YOUR GOAL:
What lines in the records below hold the string "status"? Please show them.
------------------------------------
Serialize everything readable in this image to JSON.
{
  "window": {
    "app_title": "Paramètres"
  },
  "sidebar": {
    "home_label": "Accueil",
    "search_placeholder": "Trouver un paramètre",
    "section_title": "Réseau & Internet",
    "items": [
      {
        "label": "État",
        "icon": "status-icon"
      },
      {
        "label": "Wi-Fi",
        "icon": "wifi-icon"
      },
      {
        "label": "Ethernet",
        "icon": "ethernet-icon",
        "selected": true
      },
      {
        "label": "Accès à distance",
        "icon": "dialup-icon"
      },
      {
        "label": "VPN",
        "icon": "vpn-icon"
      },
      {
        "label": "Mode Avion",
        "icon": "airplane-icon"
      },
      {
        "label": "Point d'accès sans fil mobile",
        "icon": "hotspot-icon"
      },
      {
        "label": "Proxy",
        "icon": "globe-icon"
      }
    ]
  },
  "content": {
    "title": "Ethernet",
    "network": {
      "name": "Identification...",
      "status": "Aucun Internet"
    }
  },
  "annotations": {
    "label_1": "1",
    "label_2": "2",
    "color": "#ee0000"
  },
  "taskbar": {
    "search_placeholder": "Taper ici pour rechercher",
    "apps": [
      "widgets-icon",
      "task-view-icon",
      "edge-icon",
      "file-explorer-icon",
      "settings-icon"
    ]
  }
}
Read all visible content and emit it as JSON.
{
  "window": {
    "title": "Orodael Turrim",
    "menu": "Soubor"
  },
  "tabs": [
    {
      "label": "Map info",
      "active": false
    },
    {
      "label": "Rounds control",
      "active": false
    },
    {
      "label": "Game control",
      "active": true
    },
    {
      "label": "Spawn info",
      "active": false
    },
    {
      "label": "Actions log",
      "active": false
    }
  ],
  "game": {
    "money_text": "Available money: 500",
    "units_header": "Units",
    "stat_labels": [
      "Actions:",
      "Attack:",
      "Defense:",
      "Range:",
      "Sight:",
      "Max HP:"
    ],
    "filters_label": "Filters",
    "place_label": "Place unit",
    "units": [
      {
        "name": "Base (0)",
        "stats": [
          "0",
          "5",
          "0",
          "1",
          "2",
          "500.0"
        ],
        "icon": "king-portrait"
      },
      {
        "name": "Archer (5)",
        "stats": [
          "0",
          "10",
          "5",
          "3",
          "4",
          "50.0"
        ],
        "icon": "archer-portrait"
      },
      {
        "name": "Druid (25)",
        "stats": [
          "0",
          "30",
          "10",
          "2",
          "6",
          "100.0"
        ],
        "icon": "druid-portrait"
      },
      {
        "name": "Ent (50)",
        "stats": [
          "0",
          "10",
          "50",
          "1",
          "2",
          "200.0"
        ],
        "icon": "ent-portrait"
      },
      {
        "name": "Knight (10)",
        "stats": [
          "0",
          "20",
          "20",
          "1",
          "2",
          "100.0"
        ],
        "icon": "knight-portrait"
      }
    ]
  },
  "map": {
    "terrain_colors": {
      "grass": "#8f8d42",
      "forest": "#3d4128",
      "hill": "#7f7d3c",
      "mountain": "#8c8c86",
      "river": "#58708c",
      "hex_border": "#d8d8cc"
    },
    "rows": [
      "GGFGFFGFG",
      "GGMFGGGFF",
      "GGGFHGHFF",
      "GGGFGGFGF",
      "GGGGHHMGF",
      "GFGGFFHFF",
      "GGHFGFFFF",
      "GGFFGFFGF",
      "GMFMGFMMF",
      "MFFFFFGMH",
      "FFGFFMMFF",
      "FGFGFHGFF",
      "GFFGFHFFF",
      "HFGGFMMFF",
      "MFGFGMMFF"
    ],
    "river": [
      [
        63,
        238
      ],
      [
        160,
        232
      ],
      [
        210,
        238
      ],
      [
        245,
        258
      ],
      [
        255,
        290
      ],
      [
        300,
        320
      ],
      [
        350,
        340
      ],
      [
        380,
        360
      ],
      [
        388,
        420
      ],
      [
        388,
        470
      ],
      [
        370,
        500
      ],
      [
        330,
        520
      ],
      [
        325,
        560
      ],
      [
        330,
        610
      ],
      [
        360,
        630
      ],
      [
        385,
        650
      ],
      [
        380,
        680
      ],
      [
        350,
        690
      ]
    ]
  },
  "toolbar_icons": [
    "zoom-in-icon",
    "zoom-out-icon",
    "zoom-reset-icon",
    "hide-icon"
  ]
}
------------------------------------
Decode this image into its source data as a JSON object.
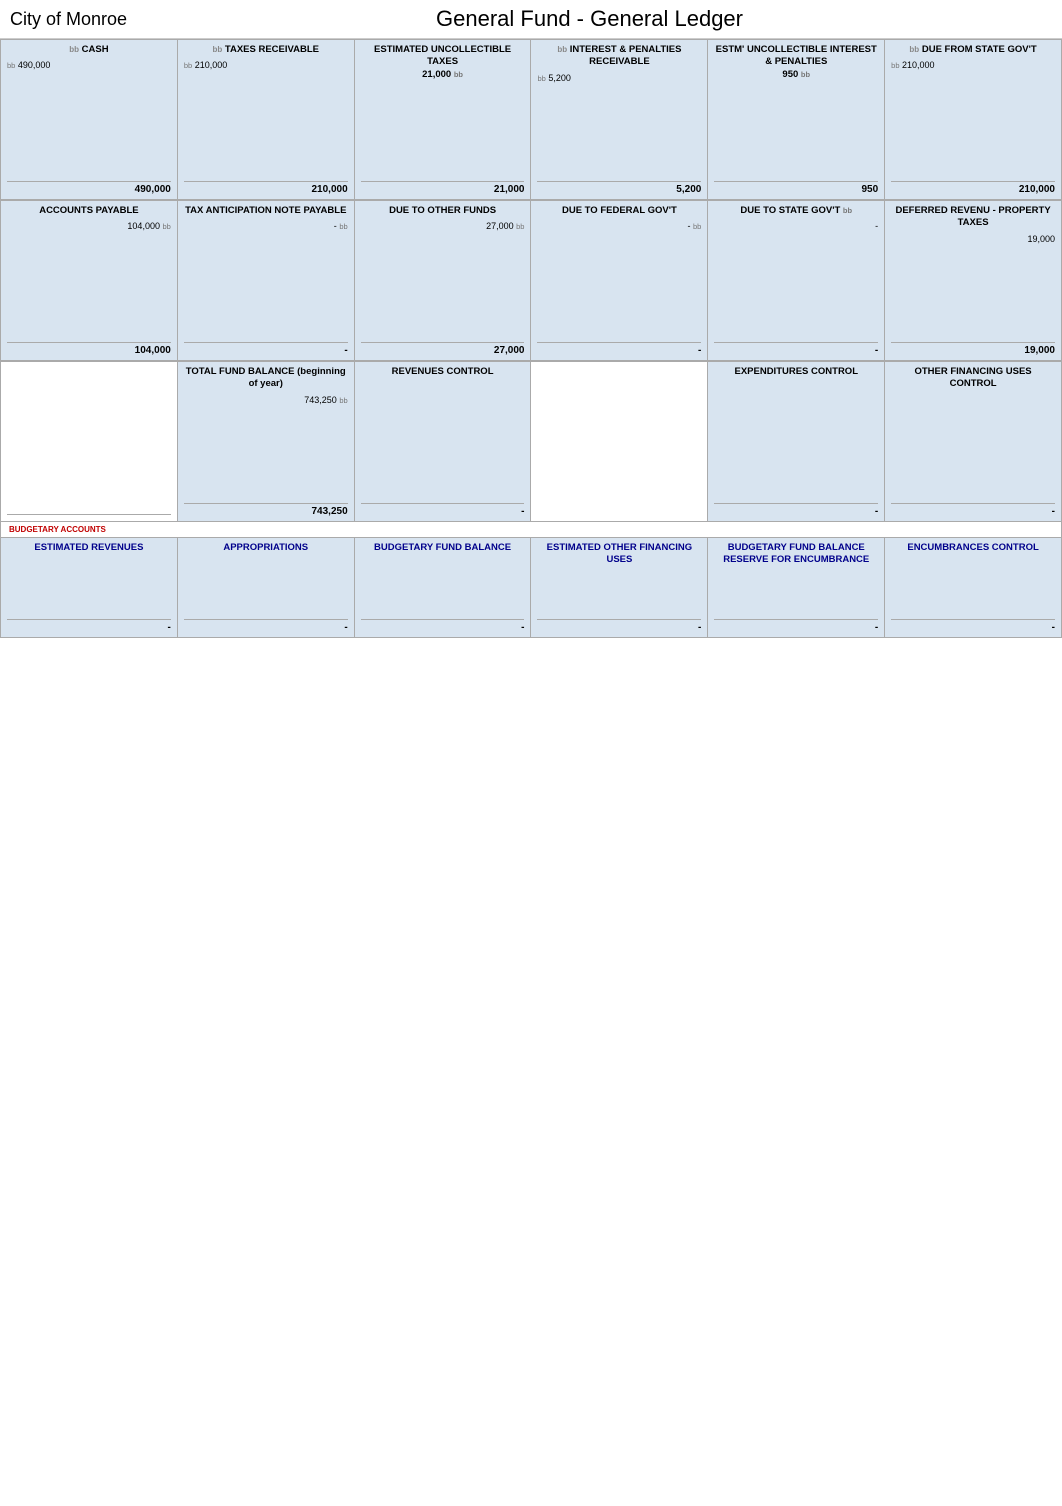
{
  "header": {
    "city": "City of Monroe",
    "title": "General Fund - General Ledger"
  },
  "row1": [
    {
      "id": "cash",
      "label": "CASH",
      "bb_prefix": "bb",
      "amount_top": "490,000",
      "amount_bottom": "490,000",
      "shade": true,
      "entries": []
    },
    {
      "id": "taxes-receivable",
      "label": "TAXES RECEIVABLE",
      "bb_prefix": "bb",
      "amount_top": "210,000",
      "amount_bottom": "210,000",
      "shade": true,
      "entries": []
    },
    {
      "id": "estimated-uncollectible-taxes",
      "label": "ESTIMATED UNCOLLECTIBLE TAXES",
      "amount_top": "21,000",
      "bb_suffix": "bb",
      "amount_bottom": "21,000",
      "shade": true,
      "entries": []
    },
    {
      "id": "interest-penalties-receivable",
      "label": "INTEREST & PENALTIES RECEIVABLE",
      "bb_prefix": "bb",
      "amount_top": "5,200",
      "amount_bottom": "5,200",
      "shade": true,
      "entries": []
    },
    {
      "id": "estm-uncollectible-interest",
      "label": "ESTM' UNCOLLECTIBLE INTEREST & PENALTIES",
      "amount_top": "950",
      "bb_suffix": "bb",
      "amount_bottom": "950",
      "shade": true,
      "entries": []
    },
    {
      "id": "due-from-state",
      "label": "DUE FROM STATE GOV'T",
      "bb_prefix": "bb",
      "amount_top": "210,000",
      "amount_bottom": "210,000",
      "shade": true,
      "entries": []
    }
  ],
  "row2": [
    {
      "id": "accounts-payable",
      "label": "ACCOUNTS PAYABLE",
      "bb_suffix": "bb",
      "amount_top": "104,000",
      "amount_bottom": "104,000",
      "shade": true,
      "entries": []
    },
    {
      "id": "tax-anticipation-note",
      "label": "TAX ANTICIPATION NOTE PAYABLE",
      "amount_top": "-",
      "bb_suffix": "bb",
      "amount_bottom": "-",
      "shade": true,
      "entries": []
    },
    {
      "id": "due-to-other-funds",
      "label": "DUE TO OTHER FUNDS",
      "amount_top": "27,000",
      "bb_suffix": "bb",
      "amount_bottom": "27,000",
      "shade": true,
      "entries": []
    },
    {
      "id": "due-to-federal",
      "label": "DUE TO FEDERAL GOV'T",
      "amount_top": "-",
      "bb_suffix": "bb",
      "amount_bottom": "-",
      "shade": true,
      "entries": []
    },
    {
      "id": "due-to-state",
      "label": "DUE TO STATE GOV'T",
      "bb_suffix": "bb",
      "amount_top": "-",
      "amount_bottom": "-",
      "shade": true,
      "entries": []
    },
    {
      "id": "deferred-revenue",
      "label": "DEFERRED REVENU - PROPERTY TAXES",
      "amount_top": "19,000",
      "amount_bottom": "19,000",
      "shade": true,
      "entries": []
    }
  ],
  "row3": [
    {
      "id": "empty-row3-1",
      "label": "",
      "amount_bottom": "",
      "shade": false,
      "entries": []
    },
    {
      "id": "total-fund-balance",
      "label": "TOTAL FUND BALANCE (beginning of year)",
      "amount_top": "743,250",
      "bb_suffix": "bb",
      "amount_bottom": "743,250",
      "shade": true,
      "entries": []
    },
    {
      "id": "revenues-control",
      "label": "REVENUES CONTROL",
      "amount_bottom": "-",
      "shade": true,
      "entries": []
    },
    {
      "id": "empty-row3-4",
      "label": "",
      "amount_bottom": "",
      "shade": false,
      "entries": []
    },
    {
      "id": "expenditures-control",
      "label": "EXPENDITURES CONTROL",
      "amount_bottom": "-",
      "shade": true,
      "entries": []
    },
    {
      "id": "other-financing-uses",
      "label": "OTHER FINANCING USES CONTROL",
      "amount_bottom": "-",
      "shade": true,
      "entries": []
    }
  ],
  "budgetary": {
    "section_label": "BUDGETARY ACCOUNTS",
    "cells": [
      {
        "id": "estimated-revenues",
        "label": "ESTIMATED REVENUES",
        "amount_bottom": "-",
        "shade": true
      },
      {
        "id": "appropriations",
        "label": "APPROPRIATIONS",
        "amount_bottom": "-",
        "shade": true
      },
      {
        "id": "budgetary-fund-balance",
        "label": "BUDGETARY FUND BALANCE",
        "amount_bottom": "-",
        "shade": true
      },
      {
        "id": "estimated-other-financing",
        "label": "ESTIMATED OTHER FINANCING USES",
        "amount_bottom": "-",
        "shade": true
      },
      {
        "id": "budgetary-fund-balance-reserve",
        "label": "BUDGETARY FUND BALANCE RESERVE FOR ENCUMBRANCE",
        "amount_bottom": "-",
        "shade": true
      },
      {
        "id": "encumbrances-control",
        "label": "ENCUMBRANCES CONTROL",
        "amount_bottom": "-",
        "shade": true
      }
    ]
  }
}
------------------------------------
REPLY TO THE TASK:
        "icon": "status-icon"
      "status": "Aucun Internet"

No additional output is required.